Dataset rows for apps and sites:
+ + + +

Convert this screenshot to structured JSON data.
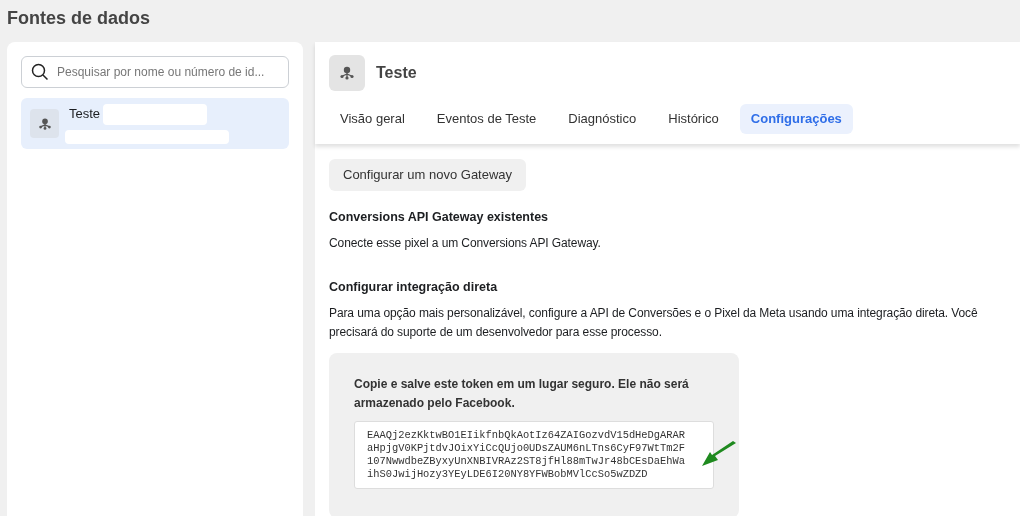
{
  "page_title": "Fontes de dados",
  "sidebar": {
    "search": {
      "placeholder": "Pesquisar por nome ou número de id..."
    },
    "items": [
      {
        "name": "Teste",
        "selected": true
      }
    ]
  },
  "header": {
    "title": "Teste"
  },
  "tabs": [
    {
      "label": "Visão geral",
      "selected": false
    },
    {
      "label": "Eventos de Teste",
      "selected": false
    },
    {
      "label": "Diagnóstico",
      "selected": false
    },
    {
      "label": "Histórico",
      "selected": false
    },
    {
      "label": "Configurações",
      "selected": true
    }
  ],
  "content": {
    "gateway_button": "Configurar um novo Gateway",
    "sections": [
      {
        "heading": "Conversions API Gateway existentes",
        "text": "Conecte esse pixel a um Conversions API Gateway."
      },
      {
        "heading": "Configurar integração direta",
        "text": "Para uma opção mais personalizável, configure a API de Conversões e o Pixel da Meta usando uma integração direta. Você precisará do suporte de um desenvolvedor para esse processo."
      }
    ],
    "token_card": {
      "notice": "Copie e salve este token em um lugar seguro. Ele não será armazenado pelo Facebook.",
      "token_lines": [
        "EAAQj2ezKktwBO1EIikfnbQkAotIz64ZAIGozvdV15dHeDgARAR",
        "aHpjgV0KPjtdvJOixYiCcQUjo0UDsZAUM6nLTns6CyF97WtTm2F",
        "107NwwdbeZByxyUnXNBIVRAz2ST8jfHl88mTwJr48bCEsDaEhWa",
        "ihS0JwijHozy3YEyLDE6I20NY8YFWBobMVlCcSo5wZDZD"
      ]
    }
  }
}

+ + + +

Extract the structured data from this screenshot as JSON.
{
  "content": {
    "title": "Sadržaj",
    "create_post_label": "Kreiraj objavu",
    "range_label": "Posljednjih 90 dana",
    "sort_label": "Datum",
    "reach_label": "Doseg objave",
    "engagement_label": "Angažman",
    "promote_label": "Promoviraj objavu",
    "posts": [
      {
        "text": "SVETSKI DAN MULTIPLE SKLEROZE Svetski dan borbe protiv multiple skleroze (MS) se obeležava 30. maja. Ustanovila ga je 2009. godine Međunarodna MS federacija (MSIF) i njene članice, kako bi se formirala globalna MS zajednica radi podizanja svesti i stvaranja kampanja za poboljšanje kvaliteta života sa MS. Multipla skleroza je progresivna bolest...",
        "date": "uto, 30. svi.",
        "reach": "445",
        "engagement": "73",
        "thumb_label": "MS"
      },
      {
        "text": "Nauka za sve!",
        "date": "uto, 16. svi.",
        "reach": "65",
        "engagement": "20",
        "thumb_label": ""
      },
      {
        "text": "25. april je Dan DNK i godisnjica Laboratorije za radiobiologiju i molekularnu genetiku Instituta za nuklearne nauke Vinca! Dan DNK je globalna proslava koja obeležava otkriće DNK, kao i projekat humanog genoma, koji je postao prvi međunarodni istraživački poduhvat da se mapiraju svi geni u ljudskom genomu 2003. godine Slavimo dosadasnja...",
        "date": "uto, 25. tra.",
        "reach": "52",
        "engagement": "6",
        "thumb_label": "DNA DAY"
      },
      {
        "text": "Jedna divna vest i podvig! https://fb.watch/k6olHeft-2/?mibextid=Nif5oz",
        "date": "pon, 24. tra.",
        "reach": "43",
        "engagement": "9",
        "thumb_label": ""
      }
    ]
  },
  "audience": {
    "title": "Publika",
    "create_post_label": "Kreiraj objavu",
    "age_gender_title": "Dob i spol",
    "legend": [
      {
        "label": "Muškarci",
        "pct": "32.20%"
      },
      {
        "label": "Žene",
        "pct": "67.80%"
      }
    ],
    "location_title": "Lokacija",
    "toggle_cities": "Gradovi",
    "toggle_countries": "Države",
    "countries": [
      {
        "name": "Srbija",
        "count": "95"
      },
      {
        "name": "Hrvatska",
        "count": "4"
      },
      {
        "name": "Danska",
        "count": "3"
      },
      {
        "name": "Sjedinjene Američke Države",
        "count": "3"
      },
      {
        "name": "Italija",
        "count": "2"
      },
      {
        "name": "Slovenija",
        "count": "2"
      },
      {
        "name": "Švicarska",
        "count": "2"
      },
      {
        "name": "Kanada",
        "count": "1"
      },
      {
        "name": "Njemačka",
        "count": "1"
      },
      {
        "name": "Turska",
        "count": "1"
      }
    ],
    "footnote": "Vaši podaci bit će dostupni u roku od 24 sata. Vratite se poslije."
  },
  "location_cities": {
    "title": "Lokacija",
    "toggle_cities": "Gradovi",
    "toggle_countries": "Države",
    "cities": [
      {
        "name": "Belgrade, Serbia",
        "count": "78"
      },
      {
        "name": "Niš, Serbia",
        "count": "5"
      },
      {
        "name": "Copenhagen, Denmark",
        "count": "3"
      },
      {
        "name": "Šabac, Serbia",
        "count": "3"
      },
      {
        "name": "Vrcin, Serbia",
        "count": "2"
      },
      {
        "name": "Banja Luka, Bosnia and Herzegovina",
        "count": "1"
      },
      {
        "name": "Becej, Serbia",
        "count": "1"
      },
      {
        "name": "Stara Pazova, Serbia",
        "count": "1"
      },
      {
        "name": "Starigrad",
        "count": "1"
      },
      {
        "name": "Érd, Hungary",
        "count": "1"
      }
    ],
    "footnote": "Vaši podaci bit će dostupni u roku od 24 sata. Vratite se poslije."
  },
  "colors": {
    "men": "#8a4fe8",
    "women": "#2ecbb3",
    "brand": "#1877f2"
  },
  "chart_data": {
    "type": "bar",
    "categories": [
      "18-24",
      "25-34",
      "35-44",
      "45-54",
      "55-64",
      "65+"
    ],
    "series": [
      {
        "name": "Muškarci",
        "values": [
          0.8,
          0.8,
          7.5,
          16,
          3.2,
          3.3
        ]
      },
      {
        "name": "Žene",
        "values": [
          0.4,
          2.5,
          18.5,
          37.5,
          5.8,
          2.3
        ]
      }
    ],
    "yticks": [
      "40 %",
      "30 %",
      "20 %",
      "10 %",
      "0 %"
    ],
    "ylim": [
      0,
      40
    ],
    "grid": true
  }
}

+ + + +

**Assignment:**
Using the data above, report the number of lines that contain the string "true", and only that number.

**Written answer:**
3